There was a comment on an earlier post of mine (by Rick Johnson) that the agency language was just another example of how PPIAC likes to dangle carrots and then switch. Its my understanding that it was PPIAC took the lead in opposing the agency language and returning the bill to its original form. If that’s the case, I think PPIAC leadership should be congratulated on sticking to their guns and making sure the bill that was introduced into the Senate is what will be sent to the House…and hopefully the Governor. Instead of accusing PPIAC of a bait and switch, there should have been an extreme amount of outcry over how special interest groups and individuals were hijacking this bill to fit their own situation.
Let’s face it – that agency amendment was just a result of someone’s (or a small group’s) personal agenda. But the net result of that amendment was was extremely threatening to not only agencies, but to single operators as well. As I said in an earlier post, it would have given DORA the authority to mandate how you supervised employees and it would have kept a lot of people from being in business, since DORA had the authority to decide who could or couldn’t be “an agency”. Kudos to those that listened to the small operator and returned the bill to its original form.
I watched the debate on the Senate floor online.
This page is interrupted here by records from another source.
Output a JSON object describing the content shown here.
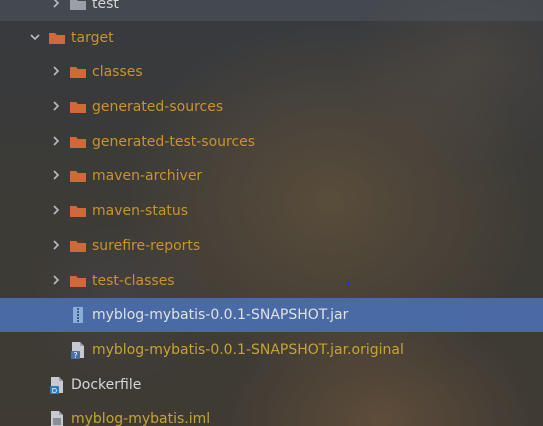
{
  "tree": {
    "top_item": {
      "label": "test"
    },
    "target": {
      "label": "target"
    },
    "target_children": [
      {
        "label": "classes"
      },
      {
        "label": "generated-sources"
      },
      {
        "label": "generated-test-sources"
      },
      {
        "label": "maven-archiver"
      },
      {
        "label": "maven-status"
      },
      {
        "label": "surefire-reports"
      },
      {
        "label": "test-classes"
      }
    ],
    "jar_file": {
      "label": "myblog-mybatis-0.0.1-SNAPSHOT.jar",
      "selected": true
    },
    "jar_original": {
      "label": "myblog-mybatis-0.0.1-SNAPSHOT.jar.original"
    },
    "dockerfile": {
      "label": "Dockerfile"
    },
    "iml_file": {
      "label": "myblog-mybatis.iml"
    }
  },
  "colors": {
    "selection": "#4b6eaf",
    "excluded_folder_text": "#c9932e",
    "folder_icon": "#d0683a",
    "hover_row": "#50555c"
  }
}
It absolutely kills me how Senator Balmer and others seem to get their facts wrong. Senator Balmer was going on about how “ten or so” private investigators we re pushing this bill, and that they represent 1% of the total PIs in Colorado. Simple math says that he believes, then, that there are 1,000 PIs is Colorado. And that the VAST MAJORITY of PIs in Colorado are ex-law enforcement and military. But what really got me was the fact that he voted in favor of mandatory licensing last year. Kinda reminds me of someone else that championed mandatory regulation in years past, but suddenly is against.
So I return to a position of support for the bill. I was leaning no with that agency BS. I had even sent an email to my senator expressing concern. But getting back to the original bill is a good thing and I think it returns to addressing the issue of protecting the public without too much regulation. It keeps the criminals out and requires that you pass a test to make sure everyone understands the laws with respect to operating as a PI. There is a lot being said by opponents about how we don’t need regulation to “protect the public”, and opponents say there are criminal laws and civil remedies to answer that issue. But we pass laws all the time to not only address what has happened…but also as to what is possible or probable. Inexperienced PIs that think its a good idea to track their subjects using GPS devices are (I believe) just ignorant to the law. Requiring them to pass a test that demonstrates they know it’s illegal to do so (in most cases) will prevent incidents (like the one in Weld County a couple of years ago) from happening in the first place. Lets assume that the guy that did that just didn’t understand the legalities. Had he been aware, he probably would have avoided the criminal charges that were filed against him. So a bill that requires a test is a good thing, especially for those that are new to the profession.
I don’t know for sure who was leading the fight to get the bill back to what was introduced. I suspect it was probably PPIAC Chairman Chris Bray and President Steve Davis, but I have no direct knowledge. They’re a logical choice since they are at the top of the PPIAC. But regardless of who was responsible, they have my thanks for leading the fight to keep the fees reasonable, championing the little guy, and doing the hard work of bringing mandatory regulation to Colorado.